“I don’t want to come off as some kind of futurist,” says Amed, in the Canadian accent he’s held on to despite having lived in London for 14 years. (He grew up in Calgary, the son of Indian parents who immigrated from East Africa.) “All I knew was that something was happening, and it would be exciting to be a part of it.”
Amed is now very much a part of it. His early recognition of the importance of digital innovation in fashion put him and his blog-turned-website, The Business of Fashion, in an enviable position. In the past few years, he’s conducted workshops for executives at luxury conglomerates like Richemont (Cartier, Chloé), LVMH (Dior, Givenchy, Céline) and Kering (Gucci, Saint Laurent and Stella McCartney) to help them understand the digital forces unraveling the universe where they were once masters. Even Google, a year and a half ago, invited him to speak to the company’s top brass and their luxury advertisers, like Net-A-Porter and Burberry.
In February of this year, Amed’s site—which, as he describes it, is “kind of a blog, kind of a B2B trade journal and kind of a magazine” that he launched in January 2007 “from his couch”—received $2.1 million from a group of investors that includes LVMH and venture capital firm Index Ventures, which takes early-stage positions in web-savvy fashion companies like Nasty Gal and Asos. He used the cash infusion to hire a staff of 10 and move into a light-filled open-plan office in London’s Soho neighborhood. Amed is busier than ever, juggling a packed travel schedule of speaking engagements and events from New Delhi to Sydney in addition to serving as his site’s editor-in-chief.

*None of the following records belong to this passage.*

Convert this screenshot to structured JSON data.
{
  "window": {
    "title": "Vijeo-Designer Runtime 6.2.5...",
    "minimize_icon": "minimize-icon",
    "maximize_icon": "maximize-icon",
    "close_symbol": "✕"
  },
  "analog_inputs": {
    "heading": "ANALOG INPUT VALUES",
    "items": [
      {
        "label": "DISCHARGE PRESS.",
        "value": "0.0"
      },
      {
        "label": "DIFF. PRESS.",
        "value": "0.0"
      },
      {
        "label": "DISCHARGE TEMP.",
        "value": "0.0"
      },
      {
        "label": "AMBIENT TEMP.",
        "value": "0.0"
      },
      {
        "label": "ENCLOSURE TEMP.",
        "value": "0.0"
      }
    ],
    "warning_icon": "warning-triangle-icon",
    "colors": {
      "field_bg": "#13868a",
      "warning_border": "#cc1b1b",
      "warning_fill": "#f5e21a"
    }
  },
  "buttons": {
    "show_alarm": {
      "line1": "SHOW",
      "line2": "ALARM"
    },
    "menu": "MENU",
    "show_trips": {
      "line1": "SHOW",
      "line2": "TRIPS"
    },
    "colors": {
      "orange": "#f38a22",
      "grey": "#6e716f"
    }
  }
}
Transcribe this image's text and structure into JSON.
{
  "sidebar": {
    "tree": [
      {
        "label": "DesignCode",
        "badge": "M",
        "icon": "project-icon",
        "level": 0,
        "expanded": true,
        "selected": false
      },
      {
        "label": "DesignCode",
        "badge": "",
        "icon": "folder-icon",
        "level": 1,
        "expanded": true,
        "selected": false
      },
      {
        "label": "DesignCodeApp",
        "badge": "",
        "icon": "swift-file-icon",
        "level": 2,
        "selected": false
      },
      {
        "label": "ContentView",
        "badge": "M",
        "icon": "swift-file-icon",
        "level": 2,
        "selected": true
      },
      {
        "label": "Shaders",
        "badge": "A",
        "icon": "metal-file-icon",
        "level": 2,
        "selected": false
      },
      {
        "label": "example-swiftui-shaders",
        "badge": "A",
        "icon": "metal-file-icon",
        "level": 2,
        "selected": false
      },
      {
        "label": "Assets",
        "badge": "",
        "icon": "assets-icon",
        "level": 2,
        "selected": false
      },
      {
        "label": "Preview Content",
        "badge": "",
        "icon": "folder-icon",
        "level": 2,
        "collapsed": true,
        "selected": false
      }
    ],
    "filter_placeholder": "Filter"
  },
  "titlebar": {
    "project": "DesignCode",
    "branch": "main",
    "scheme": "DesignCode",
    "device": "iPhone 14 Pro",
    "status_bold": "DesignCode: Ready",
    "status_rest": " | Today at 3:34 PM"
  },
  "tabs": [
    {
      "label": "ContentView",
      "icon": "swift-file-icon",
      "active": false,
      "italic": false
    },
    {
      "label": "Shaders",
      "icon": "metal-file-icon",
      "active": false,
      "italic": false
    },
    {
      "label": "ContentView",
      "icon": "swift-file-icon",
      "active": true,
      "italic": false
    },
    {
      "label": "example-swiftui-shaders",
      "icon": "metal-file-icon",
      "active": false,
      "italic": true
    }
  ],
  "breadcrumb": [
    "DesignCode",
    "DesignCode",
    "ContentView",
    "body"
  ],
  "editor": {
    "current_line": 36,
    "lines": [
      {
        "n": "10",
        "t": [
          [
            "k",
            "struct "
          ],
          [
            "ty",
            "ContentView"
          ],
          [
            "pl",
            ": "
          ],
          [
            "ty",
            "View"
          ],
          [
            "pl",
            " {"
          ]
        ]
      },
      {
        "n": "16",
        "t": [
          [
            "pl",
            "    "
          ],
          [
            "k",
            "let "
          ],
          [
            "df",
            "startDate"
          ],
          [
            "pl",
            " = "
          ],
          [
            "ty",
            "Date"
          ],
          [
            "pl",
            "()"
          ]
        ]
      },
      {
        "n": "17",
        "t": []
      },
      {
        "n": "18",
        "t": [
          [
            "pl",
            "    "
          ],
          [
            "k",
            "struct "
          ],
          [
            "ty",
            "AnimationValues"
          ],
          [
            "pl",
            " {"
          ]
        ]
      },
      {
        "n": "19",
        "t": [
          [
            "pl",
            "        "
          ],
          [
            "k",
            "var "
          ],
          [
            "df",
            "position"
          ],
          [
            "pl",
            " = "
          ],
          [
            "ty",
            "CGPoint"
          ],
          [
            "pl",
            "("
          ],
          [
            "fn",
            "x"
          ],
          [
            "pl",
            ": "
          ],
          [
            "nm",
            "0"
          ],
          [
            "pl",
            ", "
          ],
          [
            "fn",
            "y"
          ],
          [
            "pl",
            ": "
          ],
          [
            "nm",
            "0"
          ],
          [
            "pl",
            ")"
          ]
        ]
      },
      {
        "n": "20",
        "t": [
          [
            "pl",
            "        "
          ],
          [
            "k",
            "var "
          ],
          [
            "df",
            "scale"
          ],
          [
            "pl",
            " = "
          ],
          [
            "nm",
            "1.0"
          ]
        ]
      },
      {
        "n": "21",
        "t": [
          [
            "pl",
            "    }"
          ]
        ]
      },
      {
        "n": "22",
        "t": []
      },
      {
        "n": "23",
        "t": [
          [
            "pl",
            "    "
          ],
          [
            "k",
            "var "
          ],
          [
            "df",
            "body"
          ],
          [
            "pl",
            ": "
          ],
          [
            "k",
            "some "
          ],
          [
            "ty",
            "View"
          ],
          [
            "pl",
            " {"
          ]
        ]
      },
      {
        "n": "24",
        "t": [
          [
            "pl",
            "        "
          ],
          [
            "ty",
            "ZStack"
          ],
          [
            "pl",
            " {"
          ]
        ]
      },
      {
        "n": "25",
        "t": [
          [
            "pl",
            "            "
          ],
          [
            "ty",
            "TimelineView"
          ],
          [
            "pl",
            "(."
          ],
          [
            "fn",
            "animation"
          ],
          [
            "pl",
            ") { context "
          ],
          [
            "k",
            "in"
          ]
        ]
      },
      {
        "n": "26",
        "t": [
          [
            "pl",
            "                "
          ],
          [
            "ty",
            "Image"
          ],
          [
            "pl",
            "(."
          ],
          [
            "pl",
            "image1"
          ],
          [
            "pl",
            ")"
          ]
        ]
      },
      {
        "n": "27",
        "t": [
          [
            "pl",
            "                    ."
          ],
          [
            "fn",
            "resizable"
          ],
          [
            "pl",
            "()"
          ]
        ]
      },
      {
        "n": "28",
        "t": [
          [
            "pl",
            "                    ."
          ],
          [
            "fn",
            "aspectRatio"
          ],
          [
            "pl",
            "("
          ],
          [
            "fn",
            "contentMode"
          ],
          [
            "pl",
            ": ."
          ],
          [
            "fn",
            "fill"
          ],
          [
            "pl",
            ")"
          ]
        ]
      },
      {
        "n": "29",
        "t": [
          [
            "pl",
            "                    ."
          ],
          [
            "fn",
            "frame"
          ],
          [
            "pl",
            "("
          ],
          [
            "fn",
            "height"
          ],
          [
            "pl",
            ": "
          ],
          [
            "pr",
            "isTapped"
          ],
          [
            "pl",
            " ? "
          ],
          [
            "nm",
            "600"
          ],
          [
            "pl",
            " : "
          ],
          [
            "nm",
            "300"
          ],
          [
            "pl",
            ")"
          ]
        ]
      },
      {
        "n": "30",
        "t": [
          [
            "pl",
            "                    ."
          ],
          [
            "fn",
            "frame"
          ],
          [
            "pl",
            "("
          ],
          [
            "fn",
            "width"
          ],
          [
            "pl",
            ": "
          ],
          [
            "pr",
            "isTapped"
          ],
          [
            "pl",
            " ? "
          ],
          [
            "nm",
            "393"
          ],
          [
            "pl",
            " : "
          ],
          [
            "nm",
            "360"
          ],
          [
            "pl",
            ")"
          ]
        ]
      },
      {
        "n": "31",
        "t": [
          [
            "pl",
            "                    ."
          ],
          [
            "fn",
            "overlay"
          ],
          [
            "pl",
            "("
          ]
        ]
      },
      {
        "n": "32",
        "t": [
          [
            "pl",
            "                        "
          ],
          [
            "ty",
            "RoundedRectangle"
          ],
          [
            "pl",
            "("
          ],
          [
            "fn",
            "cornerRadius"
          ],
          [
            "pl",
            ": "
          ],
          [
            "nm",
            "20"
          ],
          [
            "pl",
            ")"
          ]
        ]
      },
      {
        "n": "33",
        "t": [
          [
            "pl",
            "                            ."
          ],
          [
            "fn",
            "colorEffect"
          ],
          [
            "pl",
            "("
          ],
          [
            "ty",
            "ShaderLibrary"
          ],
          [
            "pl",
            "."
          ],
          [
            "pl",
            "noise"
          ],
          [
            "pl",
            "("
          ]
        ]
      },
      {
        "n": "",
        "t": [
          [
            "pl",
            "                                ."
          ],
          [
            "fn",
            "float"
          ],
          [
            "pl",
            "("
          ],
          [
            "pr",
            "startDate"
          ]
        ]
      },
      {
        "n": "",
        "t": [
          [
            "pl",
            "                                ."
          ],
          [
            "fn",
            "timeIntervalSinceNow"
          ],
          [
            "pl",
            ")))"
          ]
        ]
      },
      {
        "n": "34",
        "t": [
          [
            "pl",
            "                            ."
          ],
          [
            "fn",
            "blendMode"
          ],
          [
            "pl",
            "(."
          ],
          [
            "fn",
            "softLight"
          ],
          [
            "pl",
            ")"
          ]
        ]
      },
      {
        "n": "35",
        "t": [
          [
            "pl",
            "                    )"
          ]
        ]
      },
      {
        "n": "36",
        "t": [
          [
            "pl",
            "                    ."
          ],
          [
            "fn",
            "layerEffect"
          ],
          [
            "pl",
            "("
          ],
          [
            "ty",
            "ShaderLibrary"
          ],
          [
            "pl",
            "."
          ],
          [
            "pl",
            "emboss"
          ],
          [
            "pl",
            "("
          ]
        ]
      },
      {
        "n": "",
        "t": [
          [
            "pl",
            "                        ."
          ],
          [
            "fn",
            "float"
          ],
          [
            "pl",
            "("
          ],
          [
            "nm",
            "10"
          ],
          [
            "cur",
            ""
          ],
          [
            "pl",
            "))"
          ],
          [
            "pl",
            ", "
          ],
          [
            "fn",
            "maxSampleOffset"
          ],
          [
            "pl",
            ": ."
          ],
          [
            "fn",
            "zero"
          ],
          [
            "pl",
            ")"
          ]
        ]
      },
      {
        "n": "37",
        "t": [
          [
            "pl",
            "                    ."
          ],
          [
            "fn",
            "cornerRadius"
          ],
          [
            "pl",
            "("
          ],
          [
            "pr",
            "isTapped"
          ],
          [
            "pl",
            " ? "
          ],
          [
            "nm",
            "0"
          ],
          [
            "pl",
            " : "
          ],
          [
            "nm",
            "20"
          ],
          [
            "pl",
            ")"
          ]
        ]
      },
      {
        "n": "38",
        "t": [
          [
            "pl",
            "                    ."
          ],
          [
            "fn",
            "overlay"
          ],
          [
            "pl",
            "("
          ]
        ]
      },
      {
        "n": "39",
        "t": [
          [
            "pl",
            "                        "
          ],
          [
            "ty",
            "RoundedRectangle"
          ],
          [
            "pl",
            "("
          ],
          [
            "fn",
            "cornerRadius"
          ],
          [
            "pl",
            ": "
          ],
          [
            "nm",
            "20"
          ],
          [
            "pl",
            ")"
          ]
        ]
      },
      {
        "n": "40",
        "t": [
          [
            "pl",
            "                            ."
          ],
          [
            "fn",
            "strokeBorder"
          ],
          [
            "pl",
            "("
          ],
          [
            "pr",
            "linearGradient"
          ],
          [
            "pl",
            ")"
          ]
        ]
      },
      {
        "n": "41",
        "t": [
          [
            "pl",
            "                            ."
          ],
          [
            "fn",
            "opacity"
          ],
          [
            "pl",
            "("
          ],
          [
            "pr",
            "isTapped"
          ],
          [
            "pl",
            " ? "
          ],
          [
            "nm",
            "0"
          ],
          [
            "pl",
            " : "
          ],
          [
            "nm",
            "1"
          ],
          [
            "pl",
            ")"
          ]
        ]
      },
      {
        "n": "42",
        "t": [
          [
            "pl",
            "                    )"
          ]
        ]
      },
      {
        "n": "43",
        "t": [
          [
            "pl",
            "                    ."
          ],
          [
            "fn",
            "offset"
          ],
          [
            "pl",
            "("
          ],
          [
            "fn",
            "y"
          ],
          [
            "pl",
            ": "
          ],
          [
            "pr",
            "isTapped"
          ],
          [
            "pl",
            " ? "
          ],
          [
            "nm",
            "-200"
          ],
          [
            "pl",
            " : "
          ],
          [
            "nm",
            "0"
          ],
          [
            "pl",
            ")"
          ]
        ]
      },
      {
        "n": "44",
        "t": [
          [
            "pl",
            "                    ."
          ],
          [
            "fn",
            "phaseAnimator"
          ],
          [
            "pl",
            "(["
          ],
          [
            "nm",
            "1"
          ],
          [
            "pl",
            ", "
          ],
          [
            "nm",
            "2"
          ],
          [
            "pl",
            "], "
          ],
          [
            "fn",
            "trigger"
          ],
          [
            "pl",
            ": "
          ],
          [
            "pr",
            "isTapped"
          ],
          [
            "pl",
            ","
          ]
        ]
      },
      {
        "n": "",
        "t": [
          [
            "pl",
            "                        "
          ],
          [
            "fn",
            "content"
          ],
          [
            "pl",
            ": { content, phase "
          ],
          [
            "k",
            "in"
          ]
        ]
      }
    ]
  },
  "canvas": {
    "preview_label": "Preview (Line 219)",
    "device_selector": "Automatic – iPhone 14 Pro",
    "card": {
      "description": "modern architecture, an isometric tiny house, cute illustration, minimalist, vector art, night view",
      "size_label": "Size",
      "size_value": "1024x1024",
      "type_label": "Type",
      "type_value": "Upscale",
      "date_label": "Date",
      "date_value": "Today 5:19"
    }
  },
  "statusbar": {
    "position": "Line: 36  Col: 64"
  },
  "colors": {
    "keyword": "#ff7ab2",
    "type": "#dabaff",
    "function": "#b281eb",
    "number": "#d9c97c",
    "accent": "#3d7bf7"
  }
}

If Amed has a special talent for attracting that rarefied audience, it’s his ability to speak the language of both the suits and the creatives in fashion. “He’s not the classic profile that you see coming out of consulting,” says Pierre-Yves Roussel, the LVMH executive who hired Amed as an advisor when he came seeking professional advice after leaving the fast track at McKinsey in 2006. “Business people tend to think very sequentially. But Imran can enter into dialogue with creative people. He can connect the dots.”
Though it’s still not clear how Imran will make money from the site, his new partners are confident. “He’s a real disruptor to the way people got their information in the past,” says Robin Klein, a principal at Index Ventures. “Who knows? He may develop the Business of X, Y, and Zed in the future. We’re backing Imran rather than a specific business plan.”
READ THE FULL ARTICLE BY MEENAL MISTRY ON THE WALL STREET JOURNAL.